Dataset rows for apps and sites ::
━━━━━━━━━━

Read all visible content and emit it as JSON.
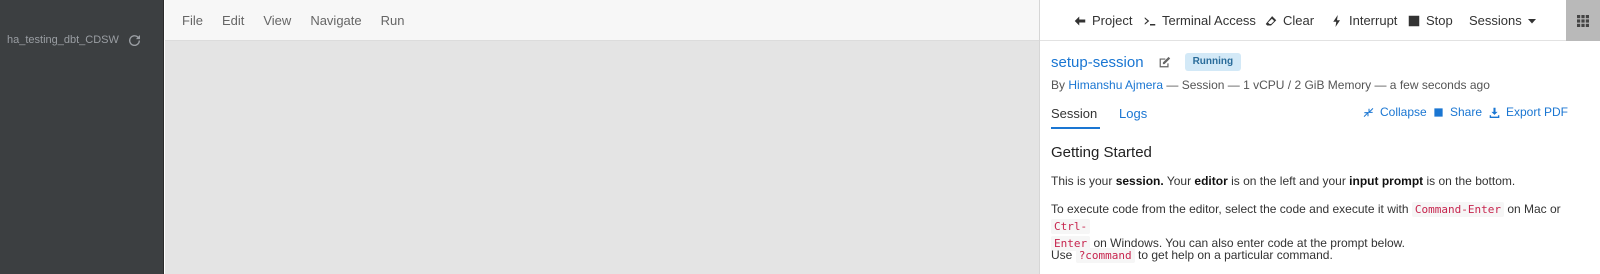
{
  "sidebar": {
    "project_name": "ha_testing_dbt_CDSW",
    "refresh_icon": "refresh-icon"
  },
  "menubar": {
    "items": [
      "File",
      "Edit",
      "View",
      "Navigate",
      "Run"
    ]
  },
  "toolbar": {
    "project": "Project",
    "terminal": "Terminal Access",
    "clear": "Clear",
    "interrupt": "Interrupt",
    "stop": "Stop",
    "sessions": "Sessions"
  },
  "session": {
    "title": "setup-session",
    "status": "Running",
    "by": "By",
    "author": "Himanshu Ajmera",
    "meta_rest": "— Session — 1 vCPU / 2 GiB Memory — a few seconds ago"
  },
  "tabs": {
    "session": "Session",
    "logs": "Logs"
  },
  "actions": {
    "collapse": "Collapse",
    "share": "Share",
    "export": "Export PDF"
  },
  "doc": {
    "heading": "Getting Started",
    "p1": {
      "a": "This is your ",
      "b": "session.",
      "c": " Your ",
      "d": "editor",
      "e": " is on the left and your ",
      "f": "input prompt",
      "g": " is on the bottom."
    },
    "p2": {
      "a": "To execute code from the editor, select the code and execute it with ",
      "code1": "Command-Enter",
      "b": " on Mac or ",
      "code2a": "Ctrl-",
      "code2b": "Enter",
      "c": " on Windows. You can also enter code at the prompt below."
    },
    "p3": {
      "a": "Use ",
      "code": "?command",
      "b": " to get help on a particular command."
    }
  },
  "colors": {
    "accent": "#1a76d2",
    "sidebar_bg": "#3c3f41",
    "badge_bg": "#d3e9f7"
  }
}
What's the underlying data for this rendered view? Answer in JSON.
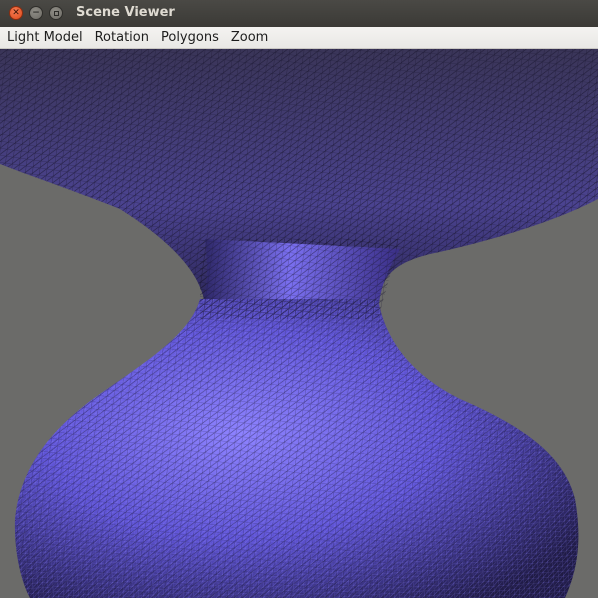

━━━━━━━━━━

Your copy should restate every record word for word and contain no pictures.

Read all visible content and emit it as JSON.
{
  "sidebar": {
    "project_name": "ha_testing_dbt_CDSW",
    "refresh_icon": "refresh-icon"
  },
  "menubar": {
    "items": [
      "File",
      "Edit",
      "View",
      "Navigate",
      "Run"
    ]
  },
  "toolbar": {
    "project": "Project",
    "terminal": "Terminal Access",
    "clear": "Clear",
    "interrupt": "Interrupt",
    "stop": "Stop",
    "sessions": "Sessions"
  },
  "session": {
    "title": "setup-session",
    "status": "Running",
    "by": "By",
    "author": "Himanshu Ajmera",
    "meta_rest": "— Session — 1 vCPU / 2 GiB Memory — a few seconds ago"
  },
  "tabs": {
    "session": "Session",
    "logs": "Logs"
  },
  "actions": {
    "collapse": "Collapse",
    "share": "Share",
    "export": "Export PDF"
  },
  "doc": {
    "heading": "Getting Started",
    "p1": {
      "a": "This is your ",
      "b": "session.",
      "c": " Your ",
      "d": "editor",
      "e": " is on the left and your ",
      "f": "input prompt",
      "g": " is on the bottom."
    },
    "p2": {
      "a": "To execute code from the editor, select the code and execute it with ",
      "code1": "Command-Enter",
      "b": " on Mac or ",
      "code2a": "Ctrl-",
      "code2b": "Enter",
      "c": " on Windows. You can also enter code at the prompt below."
    },
    "p3": {
      "a": "Use ",
      "code": "?command",
      "b": " to get help on a particular command."
    }
  },
  "colors": {
    "accent": "#1a76d2",
    "sidebar_bg": "#3c3f41",
    "badge_bg": "#d3e9f7"
  }
}
What's the underlying data for this rendered view? Answer in JSON.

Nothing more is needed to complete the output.